Places to Find Help and Learn Programming

Logos of various websites to find help and learn programming.

Today I’ve compiled a list of the websites I used—and continue to use most often to find help in my programming endeavors.

Whether you want to learn a language, you’re trying to get used to some new software, or you can’t seem to resolve a bug, you will find these sites frequently come in handy.

I have personally used every site on this list and found them to be exceptionally useful.

Please keep in mind that there are many other great resources out there. Which ones you end up using often heavily depends on the language and software you are working with.

I hope there is at least one site I have mentioned below that you haven’t heard of before and which you find as helpful as I do!

1. Stack Overflow

Stack Overflow is an absolutely essential tool to have in your toolbox. It’s a massive community of developers which has asked and answered millions of questions.

Regardless of which language you’re learning, you have a very good chance of finding answers there.

Stack Overflow was my go-to site when I was learning Swift. Whether I had encountered an issue or I was figuring out how to do something new, I was almost always able to obtain guidance there.

In the event that you do to encounter a problem to which you can’t find a solution, it’s very easy to sign up and ask your own question.

2. Unity Forum and Unity Answers

If you’re building games with Unity3D, you’ll find their forum and Unity Answers very helpful.

While the forum should be reserved for topics that can or should be discussed, Answers is geared more towards a Stack Overflow-like question and answer style.

If you’re struggling to make something work, you can usually find help on one of these two sites.

3. YouTube

YouTube is an amazing resource for helping you learn to code.

Although it’s not always as effective as Stack Overflow or Unity Answers at answering your questions, it’s a great platform to find tutorials on.

My first steps in Swift were following YouTube tutorials, word for word, line by line.

4. Khan Academy

I tried programming for the first time when I was twelve years old and my dad introduced me to Khan Academy’s Hour of Code.

Their JavaScript lessons and tutorials are great to help you understand the fundamentals of programming.

Initially, I started with JavaScript on their site. Later on I transitioned to Swift. The switch was relatively easy—once you get the basics, moving to another language is generally quite painless.

Completing the Hour of Code is definitely an effective way to kick off your programming journey.

5. Udemy

Udemy is a hub for online courses about a plethora of different topics. It’s a nice tool for getting your bearings in a new space, like iOS development or AI.

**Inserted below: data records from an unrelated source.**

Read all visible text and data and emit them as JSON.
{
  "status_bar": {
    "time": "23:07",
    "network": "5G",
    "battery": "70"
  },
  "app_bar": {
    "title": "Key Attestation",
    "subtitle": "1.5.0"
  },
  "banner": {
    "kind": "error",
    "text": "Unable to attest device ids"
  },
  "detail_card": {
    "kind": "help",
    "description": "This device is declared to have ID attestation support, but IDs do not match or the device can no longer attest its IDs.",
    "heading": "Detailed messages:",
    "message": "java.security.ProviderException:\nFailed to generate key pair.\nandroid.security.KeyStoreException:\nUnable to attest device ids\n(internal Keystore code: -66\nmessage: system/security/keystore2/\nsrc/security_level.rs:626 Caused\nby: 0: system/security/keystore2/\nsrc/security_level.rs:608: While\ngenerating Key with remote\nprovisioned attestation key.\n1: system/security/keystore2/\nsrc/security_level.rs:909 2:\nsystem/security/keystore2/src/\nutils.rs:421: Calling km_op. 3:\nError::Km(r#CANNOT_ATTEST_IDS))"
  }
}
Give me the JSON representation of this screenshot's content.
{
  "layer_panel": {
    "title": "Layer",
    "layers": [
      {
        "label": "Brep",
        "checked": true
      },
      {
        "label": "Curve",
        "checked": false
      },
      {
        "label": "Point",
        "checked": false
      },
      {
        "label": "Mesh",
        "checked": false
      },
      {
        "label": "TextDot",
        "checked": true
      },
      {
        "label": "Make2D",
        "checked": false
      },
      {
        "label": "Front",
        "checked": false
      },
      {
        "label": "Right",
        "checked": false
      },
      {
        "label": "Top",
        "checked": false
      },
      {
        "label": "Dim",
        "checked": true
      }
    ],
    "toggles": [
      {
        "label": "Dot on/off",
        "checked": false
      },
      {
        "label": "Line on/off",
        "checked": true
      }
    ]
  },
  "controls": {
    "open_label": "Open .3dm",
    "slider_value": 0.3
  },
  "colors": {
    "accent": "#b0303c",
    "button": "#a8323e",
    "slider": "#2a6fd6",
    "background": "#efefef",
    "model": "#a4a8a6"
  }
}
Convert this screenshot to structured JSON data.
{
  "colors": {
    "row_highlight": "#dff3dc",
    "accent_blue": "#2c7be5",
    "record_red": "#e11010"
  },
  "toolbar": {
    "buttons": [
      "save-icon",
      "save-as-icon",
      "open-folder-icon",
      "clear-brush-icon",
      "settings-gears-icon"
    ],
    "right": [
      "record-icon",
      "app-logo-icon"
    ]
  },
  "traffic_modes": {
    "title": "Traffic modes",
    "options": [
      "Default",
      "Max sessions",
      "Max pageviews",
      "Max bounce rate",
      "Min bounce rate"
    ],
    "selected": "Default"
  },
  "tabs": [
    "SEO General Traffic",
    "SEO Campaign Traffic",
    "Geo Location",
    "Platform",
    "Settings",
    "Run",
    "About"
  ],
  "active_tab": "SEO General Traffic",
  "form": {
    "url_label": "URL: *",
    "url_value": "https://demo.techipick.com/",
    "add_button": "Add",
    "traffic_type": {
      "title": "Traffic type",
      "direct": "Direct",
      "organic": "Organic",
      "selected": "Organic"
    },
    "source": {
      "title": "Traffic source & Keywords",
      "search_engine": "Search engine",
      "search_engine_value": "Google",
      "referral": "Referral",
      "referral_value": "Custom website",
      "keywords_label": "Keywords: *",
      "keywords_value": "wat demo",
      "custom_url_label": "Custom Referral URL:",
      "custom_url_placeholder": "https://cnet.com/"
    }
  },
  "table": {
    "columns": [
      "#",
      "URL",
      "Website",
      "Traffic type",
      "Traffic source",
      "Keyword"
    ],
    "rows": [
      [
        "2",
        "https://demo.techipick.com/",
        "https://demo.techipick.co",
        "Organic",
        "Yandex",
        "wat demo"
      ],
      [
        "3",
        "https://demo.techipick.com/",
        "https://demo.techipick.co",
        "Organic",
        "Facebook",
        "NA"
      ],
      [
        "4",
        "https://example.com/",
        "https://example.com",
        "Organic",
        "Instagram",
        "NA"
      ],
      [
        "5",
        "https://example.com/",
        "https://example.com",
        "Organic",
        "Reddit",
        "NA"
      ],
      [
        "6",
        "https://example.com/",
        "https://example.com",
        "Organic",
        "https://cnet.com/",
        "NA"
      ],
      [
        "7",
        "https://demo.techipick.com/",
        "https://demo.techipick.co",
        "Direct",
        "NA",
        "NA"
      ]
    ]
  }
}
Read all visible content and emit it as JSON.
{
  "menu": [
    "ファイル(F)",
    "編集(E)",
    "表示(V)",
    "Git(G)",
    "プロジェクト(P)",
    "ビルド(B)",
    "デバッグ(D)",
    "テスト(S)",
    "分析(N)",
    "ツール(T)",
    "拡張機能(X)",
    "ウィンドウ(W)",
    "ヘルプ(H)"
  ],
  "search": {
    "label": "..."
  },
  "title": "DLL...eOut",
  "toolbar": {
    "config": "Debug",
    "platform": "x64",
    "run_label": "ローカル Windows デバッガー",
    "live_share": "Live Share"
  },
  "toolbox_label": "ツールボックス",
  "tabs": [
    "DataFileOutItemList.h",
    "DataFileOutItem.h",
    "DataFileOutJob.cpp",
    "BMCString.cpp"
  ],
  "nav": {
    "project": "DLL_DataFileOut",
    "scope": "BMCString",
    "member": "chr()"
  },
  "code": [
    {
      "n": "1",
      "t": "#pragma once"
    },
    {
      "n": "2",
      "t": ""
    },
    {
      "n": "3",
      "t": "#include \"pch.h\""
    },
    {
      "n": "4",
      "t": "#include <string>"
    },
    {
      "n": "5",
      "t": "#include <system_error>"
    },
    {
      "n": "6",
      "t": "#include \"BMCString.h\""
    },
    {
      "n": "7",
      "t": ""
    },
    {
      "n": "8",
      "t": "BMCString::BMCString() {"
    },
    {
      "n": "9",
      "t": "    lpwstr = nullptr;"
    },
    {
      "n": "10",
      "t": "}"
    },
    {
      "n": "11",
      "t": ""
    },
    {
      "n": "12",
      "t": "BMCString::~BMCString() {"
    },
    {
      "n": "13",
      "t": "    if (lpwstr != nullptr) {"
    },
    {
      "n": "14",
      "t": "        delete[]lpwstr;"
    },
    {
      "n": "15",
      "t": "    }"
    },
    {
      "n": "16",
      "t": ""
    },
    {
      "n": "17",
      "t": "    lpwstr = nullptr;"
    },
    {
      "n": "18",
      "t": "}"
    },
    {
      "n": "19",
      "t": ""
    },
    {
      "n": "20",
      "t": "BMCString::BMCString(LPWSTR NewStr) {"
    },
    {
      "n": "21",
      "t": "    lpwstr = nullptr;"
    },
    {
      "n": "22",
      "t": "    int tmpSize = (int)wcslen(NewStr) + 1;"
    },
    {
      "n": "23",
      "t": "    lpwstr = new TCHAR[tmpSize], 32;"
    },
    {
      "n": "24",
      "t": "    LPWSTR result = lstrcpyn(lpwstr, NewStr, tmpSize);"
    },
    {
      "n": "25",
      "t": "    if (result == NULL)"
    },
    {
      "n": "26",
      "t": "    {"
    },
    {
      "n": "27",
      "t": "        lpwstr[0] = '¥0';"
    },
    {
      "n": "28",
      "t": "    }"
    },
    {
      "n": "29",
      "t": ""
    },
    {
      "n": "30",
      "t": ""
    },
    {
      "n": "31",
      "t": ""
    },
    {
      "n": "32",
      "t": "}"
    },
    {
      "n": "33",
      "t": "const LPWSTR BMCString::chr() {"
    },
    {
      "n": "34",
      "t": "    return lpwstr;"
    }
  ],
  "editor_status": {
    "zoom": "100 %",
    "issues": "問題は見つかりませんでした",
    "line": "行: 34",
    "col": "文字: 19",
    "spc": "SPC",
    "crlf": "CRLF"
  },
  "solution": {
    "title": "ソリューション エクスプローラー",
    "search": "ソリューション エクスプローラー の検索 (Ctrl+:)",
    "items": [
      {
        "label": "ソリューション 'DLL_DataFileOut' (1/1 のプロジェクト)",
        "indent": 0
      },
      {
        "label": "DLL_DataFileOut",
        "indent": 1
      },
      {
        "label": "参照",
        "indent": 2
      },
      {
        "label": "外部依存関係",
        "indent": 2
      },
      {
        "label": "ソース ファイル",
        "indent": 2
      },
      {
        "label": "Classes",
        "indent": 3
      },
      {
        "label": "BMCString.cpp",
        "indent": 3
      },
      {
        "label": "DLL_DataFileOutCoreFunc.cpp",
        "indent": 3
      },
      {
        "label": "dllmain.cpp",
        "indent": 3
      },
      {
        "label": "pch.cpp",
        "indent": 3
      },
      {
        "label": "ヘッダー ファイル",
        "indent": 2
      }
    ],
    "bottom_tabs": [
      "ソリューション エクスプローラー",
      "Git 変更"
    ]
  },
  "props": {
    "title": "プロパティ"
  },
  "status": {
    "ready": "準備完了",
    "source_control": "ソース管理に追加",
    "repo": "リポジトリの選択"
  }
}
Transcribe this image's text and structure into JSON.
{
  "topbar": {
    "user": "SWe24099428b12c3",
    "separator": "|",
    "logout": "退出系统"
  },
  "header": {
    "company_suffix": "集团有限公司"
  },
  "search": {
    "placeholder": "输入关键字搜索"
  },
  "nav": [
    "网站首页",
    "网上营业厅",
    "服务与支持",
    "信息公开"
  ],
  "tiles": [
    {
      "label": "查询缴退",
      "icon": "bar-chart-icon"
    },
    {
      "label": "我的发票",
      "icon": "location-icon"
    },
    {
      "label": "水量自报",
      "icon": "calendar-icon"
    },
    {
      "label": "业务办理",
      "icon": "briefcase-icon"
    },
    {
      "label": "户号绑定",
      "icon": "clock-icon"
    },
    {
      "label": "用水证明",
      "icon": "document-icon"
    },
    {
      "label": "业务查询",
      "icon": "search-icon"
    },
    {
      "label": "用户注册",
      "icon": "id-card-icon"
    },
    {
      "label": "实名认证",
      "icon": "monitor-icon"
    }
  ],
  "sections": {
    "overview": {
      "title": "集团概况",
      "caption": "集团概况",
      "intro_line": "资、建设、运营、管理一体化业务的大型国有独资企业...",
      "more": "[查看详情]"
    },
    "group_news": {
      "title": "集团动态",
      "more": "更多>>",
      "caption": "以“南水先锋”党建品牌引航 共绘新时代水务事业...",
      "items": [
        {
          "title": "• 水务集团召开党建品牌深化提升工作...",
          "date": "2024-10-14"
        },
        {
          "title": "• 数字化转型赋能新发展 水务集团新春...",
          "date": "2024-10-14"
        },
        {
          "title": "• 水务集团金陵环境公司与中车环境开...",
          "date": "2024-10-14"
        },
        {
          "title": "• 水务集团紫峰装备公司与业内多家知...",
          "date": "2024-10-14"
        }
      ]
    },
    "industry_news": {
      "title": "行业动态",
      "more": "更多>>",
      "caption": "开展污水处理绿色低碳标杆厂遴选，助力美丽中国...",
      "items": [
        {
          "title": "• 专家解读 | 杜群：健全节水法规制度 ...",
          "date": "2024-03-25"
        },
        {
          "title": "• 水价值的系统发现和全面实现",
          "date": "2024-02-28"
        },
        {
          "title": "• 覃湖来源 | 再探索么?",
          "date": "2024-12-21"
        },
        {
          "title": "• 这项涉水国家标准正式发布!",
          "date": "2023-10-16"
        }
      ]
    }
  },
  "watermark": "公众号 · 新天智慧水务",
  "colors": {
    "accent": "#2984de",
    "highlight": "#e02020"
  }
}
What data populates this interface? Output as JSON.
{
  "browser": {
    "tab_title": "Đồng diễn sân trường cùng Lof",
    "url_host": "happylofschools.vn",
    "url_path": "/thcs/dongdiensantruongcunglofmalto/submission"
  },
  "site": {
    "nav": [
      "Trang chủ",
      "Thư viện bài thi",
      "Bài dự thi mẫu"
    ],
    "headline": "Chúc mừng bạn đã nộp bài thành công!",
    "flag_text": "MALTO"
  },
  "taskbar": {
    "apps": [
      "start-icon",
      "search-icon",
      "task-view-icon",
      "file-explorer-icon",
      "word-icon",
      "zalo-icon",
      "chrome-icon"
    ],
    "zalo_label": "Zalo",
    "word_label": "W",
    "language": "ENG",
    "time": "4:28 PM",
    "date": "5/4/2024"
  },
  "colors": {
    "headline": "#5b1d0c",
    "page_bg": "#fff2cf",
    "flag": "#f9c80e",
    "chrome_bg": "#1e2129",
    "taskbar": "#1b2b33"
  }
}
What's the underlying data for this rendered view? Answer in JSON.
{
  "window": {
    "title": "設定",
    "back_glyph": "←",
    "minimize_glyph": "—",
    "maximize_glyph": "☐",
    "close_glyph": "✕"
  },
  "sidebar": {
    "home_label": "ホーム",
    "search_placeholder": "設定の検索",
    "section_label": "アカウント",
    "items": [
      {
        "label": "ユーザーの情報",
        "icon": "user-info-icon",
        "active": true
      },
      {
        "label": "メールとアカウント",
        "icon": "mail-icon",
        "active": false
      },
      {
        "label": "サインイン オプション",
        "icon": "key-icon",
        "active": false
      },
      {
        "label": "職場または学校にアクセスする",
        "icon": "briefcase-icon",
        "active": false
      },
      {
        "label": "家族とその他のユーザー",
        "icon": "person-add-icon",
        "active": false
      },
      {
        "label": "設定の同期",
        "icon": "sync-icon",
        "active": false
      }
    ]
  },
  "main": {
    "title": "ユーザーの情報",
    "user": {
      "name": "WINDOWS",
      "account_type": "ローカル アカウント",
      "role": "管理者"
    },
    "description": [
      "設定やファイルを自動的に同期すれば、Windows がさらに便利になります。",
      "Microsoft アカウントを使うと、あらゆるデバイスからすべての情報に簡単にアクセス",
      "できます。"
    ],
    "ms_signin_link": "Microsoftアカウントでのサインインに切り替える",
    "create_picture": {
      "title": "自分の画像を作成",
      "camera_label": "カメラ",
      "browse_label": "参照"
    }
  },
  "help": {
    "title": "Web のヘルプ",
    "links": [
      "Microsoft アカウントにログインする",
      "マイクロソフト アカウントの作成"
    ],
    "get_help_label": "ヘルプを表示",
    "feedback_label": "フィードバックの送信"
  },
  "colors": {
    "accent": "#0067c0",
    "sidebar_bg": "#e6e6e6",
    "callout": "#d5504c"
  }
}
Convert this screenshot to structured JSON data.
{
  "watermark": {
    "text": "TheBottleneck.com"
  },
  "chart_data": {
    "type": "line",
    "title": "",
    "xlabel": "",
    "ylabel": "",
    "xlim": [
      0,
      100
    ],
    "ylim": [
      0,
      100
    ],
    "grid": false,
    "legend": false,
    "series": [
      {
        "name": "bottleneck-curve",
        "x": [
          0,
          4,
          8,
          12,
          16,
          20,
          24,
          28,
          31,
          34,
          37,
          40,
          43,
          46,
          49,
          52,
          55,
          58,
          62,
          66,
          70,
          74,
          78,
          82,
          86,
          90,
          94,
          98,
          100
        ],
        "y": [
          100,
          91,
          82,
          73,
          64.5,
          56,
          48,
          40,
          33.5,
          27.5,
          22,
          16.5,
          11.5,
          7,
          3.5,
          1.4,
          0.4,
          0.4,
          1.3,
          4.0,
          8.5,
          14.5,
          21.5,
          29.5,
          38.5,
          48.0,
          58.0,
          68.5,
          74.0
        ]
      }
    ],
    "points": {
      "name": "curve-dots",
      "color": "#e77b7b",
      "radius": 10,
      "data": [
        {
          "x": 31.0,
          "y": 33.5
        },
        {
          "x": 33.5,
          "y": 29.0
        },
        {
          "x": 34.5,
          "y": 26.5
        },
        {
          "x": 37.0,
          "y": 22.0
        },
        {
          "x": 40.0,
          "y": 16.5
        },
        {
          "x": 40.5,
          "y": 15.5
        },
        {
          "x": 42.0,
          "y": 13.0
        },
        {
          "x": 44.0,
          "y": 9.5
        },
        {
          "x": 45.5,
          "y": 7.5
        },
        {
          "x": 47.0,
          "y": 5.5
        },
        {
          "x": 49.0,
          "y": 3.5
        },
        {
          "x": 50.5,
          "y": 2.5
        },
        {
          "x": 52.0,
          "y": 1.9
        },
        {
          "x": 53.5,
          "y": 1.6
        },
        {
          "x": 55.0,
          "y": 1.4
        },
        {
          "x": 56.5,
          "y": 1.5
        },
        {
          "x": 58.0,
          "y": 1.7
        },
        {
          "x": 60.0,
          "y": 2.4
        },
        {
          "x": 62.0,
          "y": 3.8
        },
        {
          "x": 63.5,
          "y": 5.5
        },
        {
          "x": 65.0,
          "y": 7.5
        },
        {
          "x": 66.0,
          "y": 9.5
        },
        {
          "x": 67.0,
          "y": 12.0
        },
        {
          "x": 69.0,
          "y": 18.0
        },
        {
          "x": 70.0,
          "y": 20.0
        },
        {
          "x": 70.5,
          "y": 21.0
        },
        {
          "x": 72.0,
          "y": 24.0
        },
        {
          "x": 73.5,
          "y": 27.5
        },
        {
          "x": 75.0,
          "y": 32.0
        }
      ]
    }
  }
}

The only drawback is that their courses aren’t free. This is why I strongly advise you to try other websites from this list first.

However, if you do plan to purchase a course from Udemy, I recommend doing so during one of their sales. They have them quite regularly, and you can usually pick up several hundred dollars worth of material for a fraction of the price.

6. W3Schools

While learning HTML and CSS, W3Schools was one of the main sites I used to find help. I found their comprehensive descriptions and explanations of the code effective and easy to understand.

They also have content about various other concepts and languages.

7. Microsoft Developer Network Forum

The Microsoft Developer Network (MSDN) Forum is an awesome place to find help.

I have mainly used it while working with C# in Visual Studio, but they have sub-forums for a multitude of languages and platforms.